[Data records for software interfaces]
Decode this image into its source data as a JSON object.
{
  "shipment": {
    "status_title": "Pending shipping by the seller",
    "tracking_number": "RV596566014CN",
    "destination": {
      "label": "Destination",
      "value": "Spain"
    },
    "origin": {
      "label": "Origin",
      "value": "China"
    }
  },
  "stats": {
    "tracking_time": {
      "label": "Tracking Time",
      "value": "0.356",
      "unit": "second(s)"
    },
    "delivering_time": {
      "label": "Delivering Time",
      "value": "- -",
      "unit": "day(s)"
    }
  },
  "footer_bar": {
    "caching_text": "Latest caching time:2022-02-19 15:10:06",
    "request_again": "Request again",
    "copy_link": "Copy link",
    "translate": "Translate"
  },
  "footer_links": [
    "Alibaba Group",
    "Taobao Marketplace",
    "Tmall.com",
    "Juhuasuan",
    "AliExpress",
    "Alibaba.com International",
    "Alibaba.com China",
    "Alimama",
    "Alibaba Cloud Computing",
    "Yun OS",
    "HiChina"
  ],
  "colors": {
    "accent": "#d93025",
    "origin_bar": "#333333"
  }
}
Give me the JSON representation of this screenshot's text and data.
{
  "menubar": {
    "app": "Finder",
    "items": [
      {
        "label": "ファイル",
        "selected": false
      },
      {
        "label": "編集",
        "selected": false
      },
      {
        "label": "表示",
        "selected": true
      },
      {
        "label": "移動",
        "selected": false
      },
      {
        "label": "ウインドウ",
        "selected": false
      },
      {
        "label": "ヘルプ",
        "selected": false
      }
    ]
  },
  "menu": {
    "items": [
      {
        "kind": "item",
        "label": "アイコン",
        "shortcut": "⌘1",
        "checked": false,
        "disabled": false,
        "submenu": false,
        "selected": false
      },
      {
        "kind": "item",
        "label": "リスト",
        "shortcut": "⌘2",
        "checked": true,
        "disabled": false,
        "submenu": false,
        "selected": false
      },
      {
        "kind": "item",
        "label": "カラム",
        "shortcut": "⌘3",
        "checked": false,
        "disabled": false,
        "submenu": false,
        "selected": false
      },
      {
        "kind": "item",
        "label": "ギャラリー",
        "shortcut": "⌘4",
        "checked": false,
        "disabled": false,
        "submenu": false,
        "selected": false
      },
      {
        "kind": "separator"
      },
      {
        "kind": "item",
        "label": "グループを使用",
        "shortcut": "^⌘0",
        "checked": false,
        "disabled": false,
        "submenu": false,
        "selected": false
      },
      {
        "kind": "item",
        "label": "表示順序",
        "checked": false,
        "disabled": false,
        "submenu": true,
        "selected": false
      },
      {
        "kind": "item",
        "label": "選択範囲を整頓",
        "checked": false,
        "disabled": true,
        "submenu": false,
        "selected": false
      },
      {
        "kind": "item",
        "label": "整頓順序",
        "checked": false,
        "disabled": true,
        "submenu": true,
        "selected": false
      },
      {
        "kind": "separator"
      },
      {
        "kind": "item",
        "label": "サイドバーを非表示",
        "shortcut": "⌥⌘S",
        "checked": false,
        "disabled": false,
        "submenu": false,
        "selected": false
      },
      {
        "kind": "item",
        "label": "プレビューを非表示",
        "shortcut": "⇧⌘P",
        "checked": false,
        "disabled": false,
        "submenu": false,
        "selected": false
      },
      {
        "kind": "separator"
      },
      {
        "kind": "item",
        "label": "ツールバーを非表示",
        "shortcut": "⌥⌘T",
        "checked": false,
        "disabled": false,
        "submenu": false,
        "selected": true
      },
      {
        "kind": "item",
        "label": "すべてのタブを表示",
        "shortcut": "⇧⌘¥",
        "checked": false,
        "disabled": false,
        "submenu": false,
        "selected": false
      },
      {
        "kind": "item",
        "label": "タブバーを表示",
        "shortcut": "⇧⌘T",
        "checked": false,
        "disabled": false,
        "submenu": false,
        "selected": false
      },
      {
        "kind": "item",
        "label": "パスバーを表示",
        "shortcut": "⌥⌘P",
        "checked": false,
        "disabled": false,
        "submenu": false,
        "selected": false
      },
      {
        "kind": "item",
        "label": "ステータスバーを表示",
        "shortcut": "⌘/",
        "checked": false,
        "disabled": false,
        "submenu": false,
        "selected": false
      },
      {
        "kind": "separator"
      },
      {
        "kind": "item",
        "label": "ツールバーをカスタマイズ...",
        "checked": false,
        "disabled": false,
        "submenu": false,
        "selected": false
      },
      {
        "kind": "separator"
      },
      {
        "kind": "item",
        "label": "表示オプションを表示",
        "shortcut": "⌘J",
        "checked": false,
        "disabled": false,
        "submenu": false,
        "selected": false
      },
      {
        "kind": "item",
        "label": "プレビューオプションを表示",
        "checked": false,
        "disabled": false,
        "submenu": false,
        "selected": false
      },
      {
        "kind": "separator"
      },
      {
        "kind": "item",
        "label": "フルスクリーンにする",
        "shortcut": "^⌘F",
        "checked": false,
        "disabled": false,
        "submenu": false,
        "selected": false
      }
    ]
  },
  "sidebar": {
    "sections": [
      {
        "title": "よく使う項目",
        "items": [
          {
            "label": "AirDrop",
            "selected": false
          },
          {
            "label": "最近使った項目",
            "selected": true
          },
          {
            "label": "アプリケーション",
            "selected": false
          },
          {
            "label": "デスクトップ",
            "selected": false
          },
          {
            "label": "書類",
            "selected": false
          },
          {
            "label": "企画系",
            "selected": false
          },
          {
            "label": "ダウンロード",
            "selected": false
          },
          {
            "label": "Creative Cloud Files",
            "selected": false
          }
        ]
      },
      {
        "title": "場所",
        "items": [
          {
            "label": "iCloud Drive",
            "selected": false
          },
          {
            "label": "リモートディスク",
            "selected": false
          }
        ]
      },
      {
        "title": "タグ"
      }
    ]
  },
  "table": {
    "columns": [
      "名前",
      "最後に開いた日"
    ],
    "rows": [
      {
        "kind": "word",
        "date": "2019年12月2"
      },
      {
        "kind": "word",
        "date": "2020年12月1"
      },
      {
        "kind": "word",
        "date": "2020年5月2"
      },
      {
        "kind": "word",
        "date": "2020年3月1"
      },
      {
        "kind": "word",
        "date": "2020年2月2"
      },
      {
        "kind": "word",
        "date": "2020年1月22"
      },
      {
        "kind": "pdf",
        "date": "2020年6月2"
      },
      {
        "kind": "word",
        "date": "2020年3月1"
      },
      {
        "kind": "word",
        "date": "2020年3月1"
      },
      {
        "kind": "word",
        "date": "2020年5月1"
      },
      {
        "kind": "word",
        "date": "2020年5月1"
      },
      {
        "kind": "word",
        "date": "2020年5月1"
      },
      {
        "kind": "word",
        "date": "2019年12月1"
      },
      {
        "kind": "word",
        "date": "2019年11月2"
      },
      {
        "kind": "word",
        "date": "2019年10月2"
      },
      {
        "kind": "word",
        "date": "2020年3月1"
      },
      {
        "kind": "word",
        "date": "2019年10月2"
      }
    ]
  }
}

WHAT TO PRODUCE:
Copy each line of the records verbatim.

YOUR RESPONSE:
Decode this image into its source data as a JSON object.
{
  "shipment": {
    "status_title": "Pending shipping by the seller",
    "tracking_number": "RV596566014CN",
    "destination": {
      "label": "Destination",
      "value": "Spain"
    },
    "origin": {
      "label": "Origin",
      "value": "China"
    }
  },
  "stats": {
    "tracking_time": {
      "label": "Tracking Time",
      "value": "0.356",
      "unit": "second(s)"
    },
    "delivering_time": {
      "label": "Delivering Time",
      "value": "- -",
      "unit": "day(s)"
    }
  },
  "footer_bar": {
    "caching_text": "Latest caching time:2022-02-19 15:10:06",
    "request_again": "Request again",
    "copy_link": "Copy link",
    "translate": "Translate"
  },
  "footer_links": [
    "Alibaba Group",
    "Taobao Marketplace",
    "Tmall.com",
    "Juhuasuan",
    "AliExpress",
    "Alibaba.com International",
    "Alibaba.com China",
    "Alimama",
    "Alibaba Cloud Computing",
    "Yun OS",
    "HiChina"
  ],
  "colors": {
    "accent": "#d93025",
    "origin_bar": "#333333"
  }
}
Give me the JSON representation of this screenshot's text and data.
{
  "menubar": {
    "app": "Finder",
    "items": [
      {
        "label": "ファイル",
        "selected": false
      },
      {
        "label": "編集",
        "selected": false
      },
      {
        "label": "表示",
        "selected": true
      },
      {
        "label": "移動",
        "selected": false
      },
      {
        "label": "ウインドウ",
        "selected": false
      },
      {
        "label": "ヘルプ",
        "selected": false
      }
    ]
  },
  "menu": {
    "items": [
      {
        "kind": "item",
        "label": "アイコン",
        "shortcut": "⌘1",
        "checked": false,
        "disabled": false,
        "submenu": false,
        "selected": false
      },
      {
        "kind": "item",
        "label": "リスト",
        "shortcut": "⌘2",
        "checked": true,
        "disabled": false,
        "submenu": false,
        "selected": false
      },
      {
        "kind": "item",
        "label": "カラム",
        "shortcut": "⌘3",
        "checked": false,
        "disabled": false,
        "submenu": false,
        "selected": false
      },
      {
        "kind": "item",
        "label": "ギャラリー",
        "shortcut": "⌘4",
        "checked": false,
        "disabled": false,
        "submenu": false,
        "selected": false
      },
      {
        "kind": "separator"
      },
      {
        "kind": "item",
        "label": "グループを使用",
        "shortcut": "^⌘0",
        "checked": false,
        "disabled": false,
        "submenu": false,
        "selected": false
      },
      {
        "kind": "item",
        "label": "表示順序",
        "checked": false,
        "disabled": false,
        "submenu": true,
        "selected": false
      },
      {
        "kind": "item",
        "label": "選択範囲を整頓",
        "checked": false,
        "disabled": true,
        "submenu": false,
        "selected": false
      },
      {
        "kind": "item",
        "label": "整頓順序",
        "checked": false,
        "disabled": true,
        "submenu": true,
        "selected": false
      },
      {
        "kind": "separator"
      },
      {
        "kind": "item",
        "label": "サイドバーを非表示",
        "shortcut": "⌥⌘S",
        "checked": false,
        "disabled": false,
        "submenu": false,
        "selected": false
      },
      {
        "kind": "item",
        "label": "プレビューを非表示",
        "shortcut": "⇧⌘P",
        "checked": false,
        "disabled": false,
        "submenu": false,
        "selected": false
      },
      {
        "kind": "separator"
      },
      {
        "kind": "item",
        "label": "ツールバーを非表示",
        "shortcut": "⌥⌘T",
        "checked": false,
        "disabled": false,
        "submenu": false,
        "selected": true
      },
      {
        "kind": "item",
        "label": "すべてのタブを表示",
        "shortcut": "⇧⌘¥",
        "checked": false,
        "disabled": false,
        "submenu": false,
        "selected": false
      },
      {
        "kind": "item",
        "label": "タブバーを表示",
        "shortcut": "⇧⌘T",
        "checked": false,
        "disabled": false,
        "submenu": false,
        "selected": false
      },
      {
        "kind": "item",
        "label": "パスバーを表示",
        "shortcut": "⌥⌘P",
        "checked": false,
        "disabled": false,
        "submenu": false,
        "selected": false
      },
      {
        "kind": "item",
        "label": "ステータスバーを表示",
        "shortcut": "⌘/",
        "checked": false,
        "disabled": false,
        "submenu": false,
        "selected": false
      },
      {
        "kind": "separator"
      },
      {
        "kind": "item",
        "label": "ツールバーをカスタマイズ...",
        "checked": false,
        "disabled": false,
        "submenu": false,
        "selected": false
      },
      {
        "kind": "separator"
      },
      {
        "kind": "item",
        "label": "表示オプションを表示",
        "shortcut": "⌘J",
        "checked": false,
        "disabled": false,
        "submenu": false,
        "selected": false
      },
      {
        "kind": "item",
        "label": "プレビューオプションを表示",
        "checked": false,
        "disabled": false,
        "submenu": false,
        "selected": false
      },
      {
        "kind": "separator"
      },
      {
        "kind": "item",
        "label": "フルスクリーンにする",
        "shortcut": "^⌘F",
        "checked": false,
        "disabled": false,
        "submenu": false,
        "selected": false
      }
    ]
  },
  "sidebar": {
    "sections": [
      {
        "title": "よく使う項目",
        "items": [
          {
            "label": "AirDrop",
            "selected": false
          },
          {
            "label": "最近使った項目",
            "selected": true
          },
          {
            "label": "アプリケーション",
            "selected": false
          },
          {
            "label": "デスクトップ",
            "selected": false
          },
          {
            "label": "書類",
            "selected": false
          },
          {
            "label": "企画系",
            "selected": false
          },
          {
            "label": "ダウンロード",
            "selected": false
          },
          {
            "label": "Creative Cloud Files",
            "selected": false
          }
        ]
      },
      {
        "title": "場所",
        "items": [
          {
            "label": "iCloud Drive",
            "selected": false
          },
          {
            "label": "リモートディスク",
            "selected": false
          }
        ]
      },
      {
        "title": "タグ"
      }
    ]
  },
  "table": {
    "columns": [
      "名前",
      "最後に開いた日"
    ],
    "rows": [
      {
        "kind": "word",
        "date": "2019年12月2"
      },
      {
        "kind": "word",
        "date": "2020年12月1"
      },
      {
        "kind": "word",
        "date": "2020年5月2"
      },
      {
        "kind": "word",
        "date": "2020年3月1"
      },
      {
        "kind": "word",
        "date": "2020年2月2"
      },
      {
        "kind": "word",
        "date": "2020年1月22"
      },
      {
        "kind": "pdf",
        "date": "2020年6月2"
      },
      {
        "kind": "word",
        "date": "2020年3月1"
      },
      {
        "kind": "word",
        "date": "2020年3月1"
      },
      {
        "kind": "word",
        "date": "2020年5月1"
      },
      {
        "kind": "word",
        "date": "2020年5月1"
      },
      {
        "kind": "word",
        "date": "2020年5月1"
      },
      {
        "kind": "word",
        "date": "2019年12月1"
      },
      {
        "kind": "word",
        "date": "2019年11月2"
      },
      {
        "kind": "word",
        "date": "2019年10月2"
      },
      {
        "kind": "word",
        "date": "2020年3月1"
      },
      {
        "kind": "word",
        "date": "2019年10月2"
      }
    ]
  }
}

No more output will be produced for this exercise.